attitudes, constant denouncement, and utter disrespect is far from normal.
Biting back tears from verbal abuse, then soon finding the desire to blow
into the pajamas of her ill-mannered daughter, is also far from normal.
Cain mildly implies some sort of sensuality expressed by Mildred in some
of his passages. "There was something unnatural, a little unhealthy,
about the way she inhaled Veda's smell" (Cain). Cain does not declare
lesbianism, but the acknowledgement of "a different kind of love" is
expressed throughout the story.
A bad tree bears bad fruit. The actions of Miss Veda are not solely
her own fault. Mildred Pierce volunteered herself to be Veda's doormat.
Veda may step on her all she wanted, but no matter what, Mildred had
always read "WELCOME." "Women's investment in motherhood and mothering
inhibits the expression of negative emotions, as the risk of alienating
their adolescent and adult children is too high" (Cotterill). Children
misbehave when they have no strong guidelines. Children misbehave even
more when they are not punished for wrongdoing, or sometimes even rewarded
in some way from negative behavior. What kind of example had Mildred set
anyway? Hard-working, single mother, Mildred was. Entrepreneur, indeed
she was. But having "slept her way to the top," is not a good example to
set for an adolescent. Mildred had done what she did to give Veda a
better life, even if it meant having to seduce men. Mildred had short
"relations" with Wally. He got her the place for her restaurant. Veda is
the one who received credit for such a wonderful idea. Mildred had short
"relations" with Monty. He "loafs." Not quite her cup of tea, but she
put up with him, why? Monty was Veda's buddy. After a horrible display
of trying to escape from Monty, Mildred eventually comes back to him. She
purchases his house, which she could not afford. It was all part of a
plan to get Veda back. The going got tough, and the tough got going on a
misfortunate path of financial desperation. Mildred was broke and was at
risk of losing the business she worked hard and long for. Of course, she
would slit her own wrists before she would ask Veda for money - most of
which went to the tab Veda was running. Did Veda once offer to help? No.
Was she calm and understanding had Mildred not been able to afford her
material desires? No. Mother picks out the nicest clothes for Daughter
for their first visit to a renowned piano teacher. Is Daughter satisfied?
No, it's provincial. "Conflict is constructive as it helps the daughter
separate from the mother. At the same time the mother-daughter
relationship is used by the daughter as a safe arena in which to assert
her autonomy and identity as an independent being" (Cotterill).

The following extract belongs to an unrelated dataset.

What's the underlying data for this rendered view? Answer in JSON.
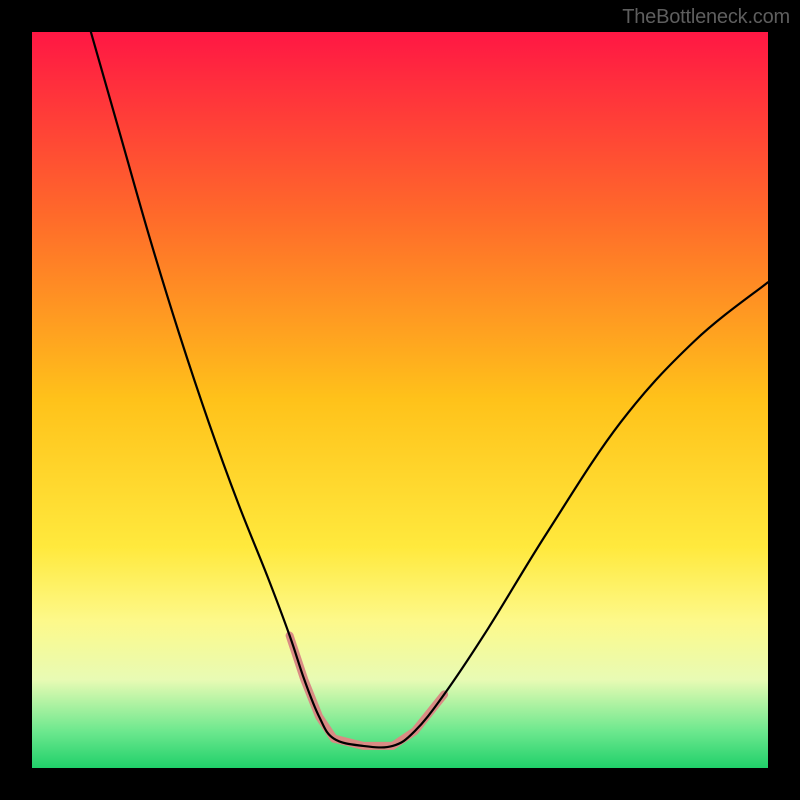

Mildred Pierce has various twists and turns, especially pertaining to
the relationship of Mildred and Veda. One might question what keeps them
together until the very last pages. Veda's binding circumstance was the
lack of money to be 100% on her own. Mildred's binding circumstance was
that she had not (figuratively) severed the umbilical cord that once had
physically connected her and Veda.
It is hard for many parents to let their children go, but that habit
added to narcissism leads to bizarre results. Mildred had kicked Veda out
of the house, and then concocted a plan to get her back. After many years
of defending an ungrateful daughter, Mildred attacks Veda after
discovering that she was having an affair with her own step-father.
As bizarre as it all seemed, the question remains: When do they
finally let each other go? Veda lets go after acquiring enough money and
exhausts every possible publicity stunt that she can use her mother for.
Mildred finally lets go after realizing that the girl she had loved so
much would never stop betraying her. And though it took a great many
situations for her to have that revelation, Mildred was quite in control
of the situation all along. All it took was a single, bittersweet, "...To
hell with her." And the Narcissus broke her mirror.
Fenchel, Gerald H. PH.D. The Mother-Daughter Relationship: Echoes
Through Time. New Jersey: J. Aronson, Inc.,1998.
Cain, James. Mildred Pierce. New York: Alfred A Knopf,Inc., 1941
Phillips, Shelley. Beyond the Myths: Mother and Daughter
Relationships in Psychology, History, Literature, and Everyday Life.
London: Penguin Books, 1996. Ed. Pamela Cotterill. Staffordshire